St. Mary-Corwin Medical Center in Pueblo and Penrose Hospital in Colorado Springs are proud to offer robotic-arm assisted total knee and partial knee replacements with Stryker’s Mako System. This highly advanced robotic technology transforms the way joint replacement surgery is performed, enabling surgeons to have a more predictable surgical experience with increased accuracy.
The demand for joint replacements is expected to rise in the next decade. Total knee replacements in the United States are estimated to increase by 673 percent by 2030. Yet studies have shown that approximately 30 percent of patients are dissatisfied after conventional surgery.
“With Mako, we can provide each patient with a personalized surgical experience based on their specific diagnosis and anatomy,” said Dr. Matthew Simonich of Pueblo Bone & Joint and first to perform surgery at St. Mary-Corwin using the Mako robot. “Using a virtual 3D model, Mako allows surgeons to create each patient’s surgical plan pre-operatively before entering the operating room. During surgery, we can validate that plan and make any necessary adjustments while guiding the robotic-arm to execute that plan. It’s exciting to be able to offer this transformative technology across the joint replacement service line to perform total knee and partial knee replacements.”

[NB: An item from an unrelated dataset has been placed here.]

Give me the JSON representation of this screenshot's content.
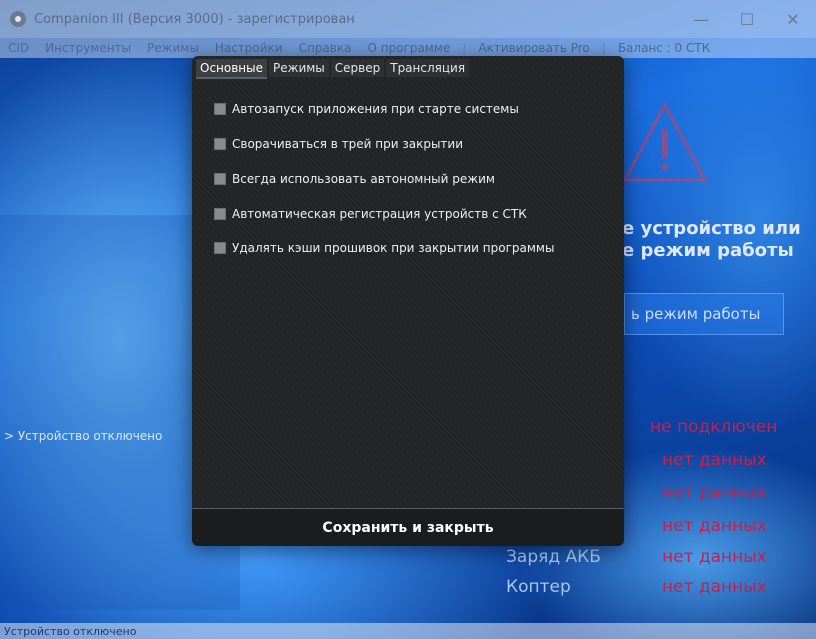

The Mako Total Knee application is a knee replacement treatment option designed to relieve the pain caused by joint degeneration due to osteoarthritis. Through CT-based 3D modeling of bone anatomy, surgeons can use the Mako System to create a personalized surgical plan and identify the implant size, orientation and alignment based on each patient’s unique anatomy. The Mako System also enables surgeons to virtually modify the surgical plan intra-operatively and assists the surgeon in executing bone resections.
The Mako Partial Knee application is a treatment option designed to relieve the pain caused by joint degeneration due to osteoarthritis that has not yet progressed to all three compartments of the knee. Following the personalized pre-operative plan, the surgeon guides the robotic-arm during bone preparation to execute the pre-determined surgical plan and position the implant. By selectively targeting only the part of the knee damaged by osteoarthritis, surgeons can resurface the diseased portion of the knee, while helping to spare the healthy bone and ligaments surrounding the knee joint. Studies have shown robotic-arm assisted partial knee replacement to be two to three times more accurate than manual partial knee replacement procedures.
“We are proud to be the first hospital to offer this highly advanced robotic technology in our area,” said Mike Cafasso, President and CEO of St. Mary-Corwin Medical Center. “The addition of Mako to our orthopedic service line further demonstrates our commitment to provide the community with outstanding healthcare.”